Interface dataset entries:
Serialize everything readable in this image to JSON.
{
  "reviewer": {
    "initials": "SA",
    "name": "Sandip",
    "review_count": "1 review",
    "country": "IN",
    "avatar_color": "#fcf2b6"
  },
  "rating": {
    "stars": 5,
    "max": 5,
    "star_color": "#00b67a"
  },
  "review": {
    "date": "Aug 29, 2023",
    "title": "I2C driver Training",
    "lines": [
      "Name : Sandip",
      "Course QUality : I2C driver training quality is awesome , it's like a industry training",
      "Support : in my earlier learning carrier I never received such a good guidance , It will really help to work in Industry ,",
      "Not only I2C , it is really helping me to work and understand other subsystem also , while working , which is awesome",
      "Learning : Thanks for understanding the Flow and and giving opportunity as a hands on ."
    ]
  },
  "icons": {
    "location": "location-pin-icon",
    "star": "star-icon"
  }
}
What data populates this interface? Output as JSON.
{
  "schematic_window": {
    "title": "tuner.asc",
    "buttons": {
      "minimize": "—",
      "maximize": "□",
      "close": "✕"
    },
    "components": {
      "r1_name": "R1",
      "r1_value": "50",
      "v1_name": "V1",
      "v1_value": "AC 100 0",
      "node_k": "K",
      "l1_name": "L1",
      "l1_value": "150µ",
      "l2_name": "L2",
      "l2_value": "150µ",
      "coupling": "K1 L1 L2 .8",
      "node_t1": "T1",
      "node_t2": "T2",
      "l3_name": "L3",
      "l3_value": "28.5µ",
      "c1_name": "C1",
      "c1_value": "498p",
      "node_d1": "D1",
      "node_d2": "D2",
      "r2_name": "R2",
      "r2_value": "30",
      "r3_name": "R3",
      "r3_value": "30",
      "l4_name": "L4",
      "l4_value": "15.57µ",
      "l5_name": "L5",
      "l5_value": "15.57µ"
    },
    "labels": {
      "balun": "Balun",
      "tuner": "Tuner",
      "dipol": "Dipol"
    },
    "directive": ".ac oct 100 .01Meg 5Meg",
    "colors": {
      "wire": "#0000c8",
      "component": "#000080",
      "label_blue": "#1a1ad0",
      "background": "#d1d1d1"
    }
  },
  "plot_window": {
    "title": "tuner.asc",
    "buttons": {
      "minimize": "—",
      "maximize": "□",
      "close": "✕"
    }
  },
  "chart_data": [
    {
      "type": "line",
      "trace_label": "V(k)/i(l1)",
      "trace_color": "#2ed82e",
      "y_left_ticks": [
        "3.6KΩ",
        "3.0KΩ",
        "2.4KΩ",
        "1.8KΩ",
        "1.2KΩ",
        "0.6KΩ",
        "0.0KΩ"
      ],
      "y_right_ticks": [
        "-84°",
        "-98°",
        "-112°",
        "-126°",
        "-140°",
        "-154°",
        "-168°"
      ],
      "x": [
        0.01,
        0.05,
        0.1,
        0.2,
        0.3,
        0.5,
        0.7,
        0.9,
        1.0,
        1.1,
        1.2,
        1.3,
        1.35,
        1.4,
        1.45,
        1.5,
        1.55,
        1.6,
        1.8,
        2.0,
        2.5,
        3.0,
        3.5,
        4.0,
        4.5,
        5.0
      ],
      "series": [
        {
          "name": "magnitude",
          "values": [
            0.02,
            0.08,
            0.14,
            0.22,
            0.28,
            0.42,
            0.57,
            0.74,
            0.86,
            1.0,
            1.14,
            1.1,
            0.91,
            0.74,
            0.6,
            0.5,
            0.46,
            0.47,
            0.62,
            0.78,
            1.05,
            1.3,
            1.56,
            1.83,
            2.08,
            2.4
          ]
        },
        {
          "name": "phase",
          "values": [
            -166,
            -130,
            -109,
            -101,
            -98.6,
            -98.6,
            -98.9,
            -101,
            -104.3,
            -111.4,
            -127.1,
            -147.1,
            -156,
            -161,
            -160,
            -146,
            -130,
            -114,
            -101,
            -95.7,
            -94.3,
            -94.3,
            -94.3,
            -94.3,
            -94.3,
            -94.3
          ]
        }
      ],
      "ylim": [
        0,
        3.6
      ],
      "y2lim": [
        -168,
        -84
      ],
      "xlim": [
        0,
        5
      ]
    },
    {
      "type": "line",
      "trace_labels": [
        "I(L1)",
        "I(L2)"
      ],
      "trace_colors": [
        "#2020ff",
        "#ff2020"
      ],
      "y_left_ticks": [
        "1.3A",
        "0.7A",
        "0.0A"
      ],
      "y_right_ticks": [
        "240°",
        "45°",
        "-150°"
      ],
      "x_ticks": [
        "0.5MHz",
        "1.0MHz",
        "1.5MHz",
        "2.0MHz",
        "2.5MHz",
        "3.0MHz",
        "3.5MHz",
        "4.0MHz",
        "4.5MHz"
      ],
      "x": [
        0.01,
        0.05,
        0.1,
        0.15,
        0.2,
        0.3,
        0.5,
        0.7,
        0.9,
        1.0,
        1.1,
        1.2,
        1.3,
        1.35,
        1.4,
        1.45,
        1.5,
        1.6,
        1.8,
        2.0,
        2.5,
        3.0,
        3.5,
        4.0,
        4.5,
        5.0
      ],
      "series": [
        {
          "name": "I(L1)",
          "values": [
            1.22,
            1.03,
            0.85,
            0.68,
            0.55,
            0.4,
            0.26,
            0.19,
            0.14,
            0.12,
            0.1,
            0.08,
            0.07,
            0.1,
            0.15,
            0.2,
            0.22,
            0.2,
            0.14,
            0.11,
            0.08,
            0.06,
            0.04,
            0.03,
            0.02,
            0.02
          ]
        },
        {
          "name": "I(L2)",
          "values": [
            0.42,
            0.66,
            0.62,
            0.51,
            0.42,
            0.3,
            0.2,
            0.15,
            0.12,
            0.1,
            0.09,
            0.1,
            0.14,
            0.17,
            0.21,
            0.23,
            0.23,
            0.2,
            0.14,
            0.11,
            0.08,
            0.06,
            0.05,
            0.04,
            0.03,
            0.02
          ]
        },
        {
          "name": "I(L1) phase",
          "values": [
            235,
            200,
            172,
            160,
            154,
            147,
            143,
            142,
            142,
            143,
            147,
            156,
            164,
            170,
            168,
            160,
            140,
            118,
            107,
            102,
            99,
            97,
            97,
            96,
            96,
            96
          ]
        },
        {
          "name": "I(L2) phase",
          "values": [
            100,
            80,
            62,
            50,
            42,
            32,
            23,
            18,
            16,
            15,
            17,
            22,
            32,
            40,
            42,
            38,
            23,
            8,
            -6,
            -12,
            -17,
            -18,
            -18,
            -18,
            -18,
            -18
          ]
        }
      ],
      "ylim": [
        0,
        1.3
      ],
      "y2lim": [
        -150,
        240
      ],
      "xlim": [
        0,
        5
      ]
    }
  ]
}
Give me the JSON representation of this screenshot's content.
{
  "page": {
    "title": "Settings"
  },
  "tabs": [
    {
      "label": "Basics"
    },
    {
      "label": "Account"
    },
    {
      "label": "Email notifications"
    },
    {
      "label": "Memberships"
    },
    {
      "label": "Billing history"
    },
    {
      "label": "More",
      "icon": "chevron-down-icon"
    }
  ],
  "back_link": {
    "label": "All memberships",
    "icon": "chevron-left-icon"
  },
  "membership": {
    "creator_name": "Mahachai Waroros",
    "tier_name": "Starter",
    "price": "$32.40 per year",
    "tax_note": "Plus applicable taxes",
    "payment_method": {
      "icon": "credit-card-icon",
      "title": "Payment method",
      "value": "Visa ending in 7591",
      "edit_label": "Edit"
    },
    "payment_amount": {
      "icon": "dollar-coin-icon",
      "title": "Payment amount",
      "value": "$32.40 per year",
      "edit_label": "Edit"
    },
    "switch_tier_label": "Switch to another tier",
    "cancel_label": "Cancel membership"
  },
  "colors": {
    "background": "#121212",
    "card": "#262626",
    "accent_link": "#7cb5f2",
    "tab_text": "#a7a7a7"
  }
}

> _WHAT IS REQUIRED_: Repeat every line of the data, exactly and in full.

> _ANSWER TO THIS PROBLEM_:
Serialize everything readable in this image to JSON.
{
  "reviewer": {
    "initials": "SA",
    "name": "Sandip",
    "review_count": "1 review",
    "country": "IN",
    "avatar_color": "#fcf2b6"
  },
  "rating": {
    "stars": 5,
    "max": 5,
    "star_color": "#00b67a"
  },
  "review": {
    "date": "Aug 29, 2023",
    "title": "I2C driver Training",
    "lines": [
      "Name : Sandip",
      "Course QUality : I2C driver training quality is awesome , it's like a industry training",
      "Support : in my earlier learning carrier I never received such a good guidance , It will really help to work in Industry ,",
      "Not only I2C , it is really helping me to work and understand other subsystem also , while working , which is awesome",
      "Learning : Thanks for understanding the Flow and and giving opportunity as a hands on ."
    ]
  },
  "icons": {
    "location": "location-pin-icon",
    "star": "star-icon"
  }
}
What data populates this interface? Output as JSON.
{
  "schematic_window": {
    "title": "tuner.asc",
    "buttons": {
      "minimize": "—",
      "maximize": "□",
      "close": "✕"
    },
    "components": {
      "r1_name": "R1",
      "r1_value": "50",
      "v1_name": "V1",
      "v1_value": "AC 100 0",
      "node_k": "K",
      "l1_name": "L1",
      "l1_value": "150µ",
      "l2_name": "L2",
      "l2_value": "150µ",
      "coupling": "K1 L1 L2 .8",
      "node_t1": "T1",
      "node_t2": "T2",
      "l3_name": "L3",
      "l3_value": "28.5µ",
      "c1_name": "C1",
      "c1_value": "498p",
      "node_d1": "D1",
      "node_d2": "D2",
      "r2_name": "R2",
      "r2_value": "30",
      "r3_name": "R3",
      "r3_value": "30",
      "l4_name": "L4",
      "l4_value": "15.57µ",
      "l5_name": "L5",
      "l5_value": "15.57µ"
    },
    "labels": {
      "balun": "Balun",
      "tuner": "Tuner",
      "dipol": "Dipol"
    },
    "directive": ".ac oct 100 .01Meg 5Meg",
    "colors": {
      "wire": "#0000c8",
      "component": "#000080",
      "label_blue": "#1a1ad0",
      "background": "#d1d1d1"
    }
  },
  "plot_window": {
    "title": "tuner.asc",
    "buttons": {
      "minimize": "—",
      "maximize": "□",
      "close": "✕"
    }
  },
  "chart_data": [
    {
      "type": "line",
      "trace_label": "V(k)/i(l1)",
      "trace_color": "#2ed82e",
      "y_left_ticks": [
        "3.6KΩ",
        "3.0KΩ",
        "2.4KΩ",
        "1.8KΩ",
        "1.2KΩ",
        "0.6KΩ",
        "0.0KΩ"
      ],
      "y_right_ticks": [
        "-84°",
        "-98°",
        "-112°",
        "-126°",
        "-140°",
        "-154°",
        "-168°"
      ],
      "x": [
        0.01,
        0.05,
        0.1,
        0.2,
        0.3,
        0.5,
        0.7,
        0.9,
        1.0,
        1.1,
        1.2,
        1.3,
        1.35,
        1.4,
        1.45,
        1.5,
        1.55,
        1.6,
        1.8,
        2.0,
        2.5,
        3.0,
        3.5,
        4.0,
        4.5,
        5.0
      ],
      "series": [
        {
          "name": "magnitude",
          "values": [
            0.02,
            0.08,
            0.14,
            0.22,
            0.28,
            0.42,
            0.57,
            0.74,
            0.86,
            1.0,
            1.14,
            1.1,
            0.91,
            0.74,
            0.6,
            0.5,
            0.46,
            0.47,
            0.62,
            0.78,
            1.05,
            1.3,
            1.56,
            1.83,
            2.08,
            2.4
          ]
        },
        {
          "name": "phase",
          "values": [
            -166,
            -130,
            -109,
            -101,
            -98.6,
            -98.6,
            -98.9,
            -101,
            -104.3,
            -111.4,
            -127.1,
            -147.1,
            -156,
            -161,
            -160,
            -146,
            -130,
            -114,
            -101,
            -95.7,
            -94.3,
            -94.3,
            -94.3,
            -94.3,
            -94.3,
            -94.3
          ]
        }
      ],
      "ylim": [
        0,
        3.6
      ],
      "y2lim": [
        -168,
        -84
      ],
      "xlim": [
        0,
        5
      ]
    },
    {
      "type": "line",
      "trace_labels": [
        "I(L1)",
        "I(L2)"
      ],
      "trace_colors": [
        "#2020ff",
        "#ff2020"
      ],
      "y_left_ticks": [
        "1.3A",
        "0.7A",
        "0.0A"
      ],
      "y_right_ticks": [
        "240°",
        "45°",
        "-150°"
      ],
      "x_ticks": [
        "0.5MHz",
        "1.0MHz",
        "1.5MHz",
        "2.0MHz",
        "2.5MHz",
        "3.0MHz",
        "3.5MHz",
        "4.0MHz",
        "4.5MHz"
      ],
      "x": [
        0.01,
        0.05,
        0.1,
        0.15,
        0.2,
        0.3,
        0.5,
        0.7,
        0.9,
        1.0,
        1.1,
        1.2,
        1.3,
        1.35,
        1.4,
        1.45,
        1.5,
        1.6,
        1.8,
        2.0,
        2.5,
        3.0,
        3.5,
        4.0,
        4.5,
        5.0
      ],
      "series": [
        {
          "name": "I(L1)",
          "values": [
            1.22,
            1.03,
            0.85,
            0.68,
            0.55,
            0.4,
            0.26,
            0.19,
            0.14,
            0.12,
            0.1,
            0.08,
            0.07,
            0.1,
            0.15,
            0.2,
            0.22,
            0.2,
            0.14,
            0.11,
            0.08,
            0.06,
            0.04,
            0.03,
            0.02,
            0.02
          ]
        },
        {
          "name": "I(L2)",
          "values": [
            0.42,
            0.66,
            0.62,
            0.51,
            0.42,
            0.3,
            0.2,
            0.15,
            0.12,
            0.1,
            0.09,
            0.1,
            0.14,
            0.17,
            0.21,
            0.23,
            0.23,
            0.2,
            0.14,
            0.11,
            0.08,
            0.06,
            0.05,
            0.04,
            0.03,
            0.02
          ]
        },
        {
          "name": "I(L1) phase",
          "values": [
            235,
            200,
            172,
            160,
            154,
            147,
            143,
            142,
            142,
            143,
            147,
            156,
            164,
            170,
            168,
            160,
            140,
            118,
            107,
            102,
            99,
            97,
            97,
            96,
            96,
            96
          ]
        },
        {
          "name": "I(L2) phase",
          "values": [
            100,
            80,
            62,
            50,
            42,
            32,
            23,
            18,
            16,
            15,
            17,
            22,
            32,
            40,
            42,
            38,
            23,
            8,
            -6,
            -12,
            -17,
            -18,
            -18,
            -18,
            -18,
            -18
          ]
        }
      ],
      "ylim": [
        0,
        1.3
      ],
      "y2lim": [
        -150,
        240
      ],
      "xlim": [
        0,
        5
      ]
    }
  ]
}
Give me the JSON representation of this screenshot's content.
{
  "page": {
    "title": "Settings"
  },
  "tabs": [
    {
      "label": "Basics"
    },
    {
      "label": "Account"
    },
    {
      "label": "Email notifications"
    },
    {
      "label": "Memberships"
    },
    {
      "label": "Billing history"
    },
    {
      "label": "More",
      "icon": "chevron-down-icon"
    }
  ],
  "back_link": {
    "label": "All memberships",
    "icon": "chevron-left-icon"
  },
  "membership": {
    "creator_name": "Mahachai Waroros",
    "tier_name": "Starter",
    "price": "$32.40 per year",
    "tax_note": "Plus applicable taxes",
    "payment_method": {
      "icon": "credit-card-icon",
      "title": "Payment method",
      "value": "Visa ending in 7591",
      "edit_label": "Edit"
    },
    "payment_amount": {
      "icon": "dollar-coin-icon",
      "title": "Payment amount",
      "value": "$32.40 per year",
      "edit_label": "Edit"
    },
    "switch_tier_label": "Switch to another tier",
    "cancel_label": "Cancel membership"
  },
  "colors": {
    "background": "#121212",
    "card": "#262626",
    "accent_link": "#7cb5f2",
    "tab_text": "#a7a7a7"
  }
}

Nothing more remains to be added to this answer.